▶ [ACTIVITY]: Work out how many lines in the material below hold "Nouvelle", then give only that number.

▶ [RECORD EXCERPTS]:
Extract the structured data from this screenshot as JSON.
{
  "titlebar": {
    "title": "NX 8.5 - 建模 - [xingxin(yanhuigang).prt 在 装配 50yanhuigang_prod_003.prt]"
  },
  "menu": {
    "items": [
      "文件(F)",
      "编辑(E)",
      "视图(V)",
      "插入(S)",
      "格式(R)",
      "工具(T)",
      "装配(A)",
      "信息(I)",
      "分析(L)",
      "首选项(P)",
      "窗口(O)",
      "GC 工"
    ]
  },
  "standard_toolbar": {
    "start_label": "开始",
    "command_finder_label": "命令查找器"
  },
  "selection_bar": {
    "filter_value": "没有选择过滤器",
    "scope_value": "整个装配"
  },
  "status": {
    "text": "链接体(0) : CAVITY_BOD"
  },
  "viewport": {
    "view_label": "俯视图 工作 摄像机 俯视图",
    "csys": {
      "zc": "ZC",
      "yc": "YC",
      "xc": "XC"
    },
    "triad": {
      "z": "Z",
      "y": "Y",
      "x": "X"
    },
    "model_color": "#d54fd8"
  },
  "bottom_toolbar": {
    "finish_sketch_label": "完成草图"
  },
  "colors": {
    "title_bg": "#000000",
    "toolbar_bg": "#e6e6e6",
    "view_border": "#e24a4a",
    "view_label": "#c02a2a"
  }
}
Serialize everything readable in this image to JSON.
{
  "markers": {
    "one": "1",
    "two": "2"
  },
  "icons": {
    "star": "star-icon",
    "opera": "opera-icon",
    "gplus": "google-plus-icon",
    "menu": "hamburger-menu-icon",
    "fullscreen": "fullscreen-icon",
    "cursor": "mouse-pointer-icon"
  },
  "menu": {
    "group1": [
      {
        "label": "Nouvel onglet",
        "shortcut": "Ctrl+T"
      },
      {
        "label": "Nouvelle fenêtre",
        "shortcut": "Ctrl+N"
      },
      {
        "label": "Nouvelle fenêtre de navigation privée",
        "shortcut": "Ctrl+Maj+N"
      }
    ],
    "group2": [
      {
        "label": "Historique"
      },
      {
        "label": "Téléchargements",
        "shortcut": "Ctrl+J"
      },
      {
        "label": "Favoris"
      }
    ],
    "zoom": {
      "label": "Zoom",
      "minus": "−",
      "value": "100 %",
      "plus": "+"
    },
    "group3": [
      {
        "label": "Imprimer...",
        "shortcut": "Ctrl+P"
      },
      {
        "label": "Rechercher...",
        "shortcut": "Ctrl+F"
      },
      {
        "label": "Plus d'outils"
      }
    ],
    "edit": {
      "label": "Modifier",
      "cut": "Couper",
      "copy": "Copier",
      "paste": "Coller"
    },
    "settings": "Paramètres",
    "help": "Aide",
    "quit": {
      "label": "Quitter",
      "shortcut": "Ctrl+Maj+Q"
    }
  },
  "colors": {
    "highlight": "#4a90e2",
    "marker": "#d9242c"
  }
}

▶ [YOUR SOLUTION]: 2